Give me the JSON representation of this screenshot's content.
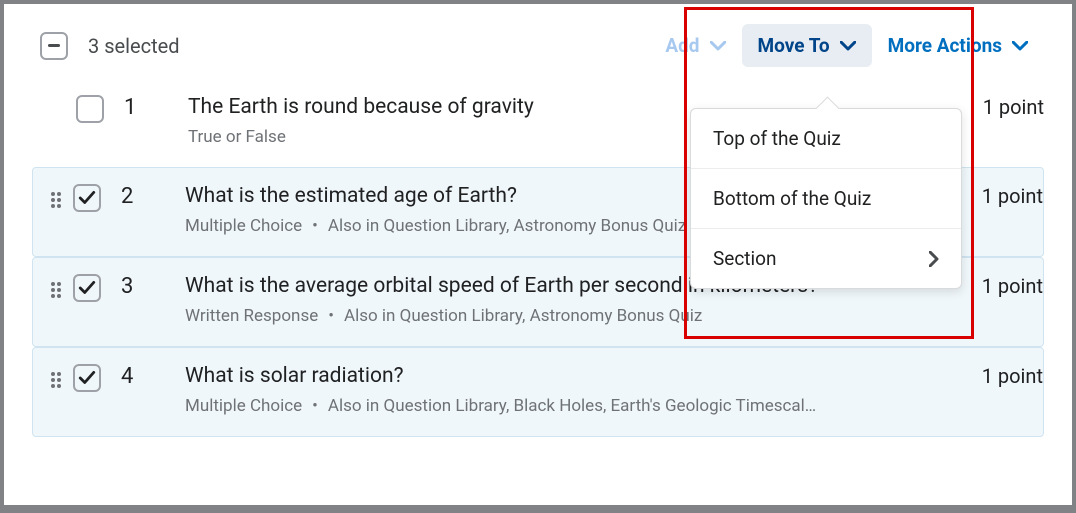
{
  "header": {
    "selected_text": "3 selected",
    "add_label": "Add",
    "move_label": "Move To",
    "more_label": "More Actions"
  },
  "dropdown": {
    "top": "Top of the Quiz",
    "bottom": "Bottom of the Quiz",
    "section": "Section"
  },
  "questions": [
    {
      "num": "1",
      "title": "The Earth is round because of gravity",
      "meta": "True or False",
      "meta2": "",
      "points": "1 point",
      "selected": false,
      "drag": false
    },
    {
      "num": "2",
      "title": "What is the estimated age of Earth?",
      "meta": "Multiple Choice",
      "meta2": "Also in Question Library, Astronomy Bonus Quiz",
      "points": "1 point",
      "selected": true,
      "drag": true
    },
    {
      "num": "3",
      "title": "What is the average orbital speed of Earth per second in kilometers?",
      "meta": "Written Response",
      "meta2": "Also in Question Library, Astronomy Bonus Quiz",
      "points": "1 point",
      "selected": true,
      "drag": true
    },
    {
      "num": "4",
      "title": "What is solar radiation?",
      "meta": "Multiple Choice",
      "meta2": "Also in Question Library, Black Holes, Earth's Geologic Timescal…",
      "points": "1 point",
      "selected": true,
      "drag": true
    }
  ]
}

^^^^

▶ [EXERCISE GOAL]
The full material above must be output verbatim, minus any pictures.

▶ [RESULT FOR THIS EXERCISE]
Give me the JSON representation of this screenshot's content.
{
  "header": {
    "selected_text": "3 selected",
    "add_label": "Add",
    "move_label": "Move To",
    "more_label": "More Actions"
  },
  "dropdown": {
    "top": "Top of the Quiz",
    "bottom": "Bottom of the Quiz",
    "section": "Section"
  },
  "questions": [
    {
      "num": "1",
      "title": "The Earth is round because of gravity",
      "meta": "True or False",
      "meta2": "",
      "points": "1 point",
      "selected": false,
      "drag": false
    },
    {
      "num": "2",
      "title": "What is the estimated age of Earth?",
      "meta": "Multiple Choice",
      "meta2": "Also in Question Library, Astronomy Bonus Quiz",
      "points": "1 point",
      "selected": true,
      "drag": true
    },
    {
      "num": "3",
      "title": "What is the average orbital speed of Earth per second in kilometers?",
      "meta": "Written Response",
      "meta2": "Also in Question Library, Astronomy Bonus Quiz",
      "points": "1 point",
      "selected": true,
      "drag": true
    },
    {
      "num": "4",
      "title": "What is solar radiation?",
      "meta": "Multiple Choice",
      "meta2": "Also in Question Library, Black Holes, Earth's Geologic Timescal…",
      "points": "1 point",
      "selected": true,
      "drag": true
    }
  ]
}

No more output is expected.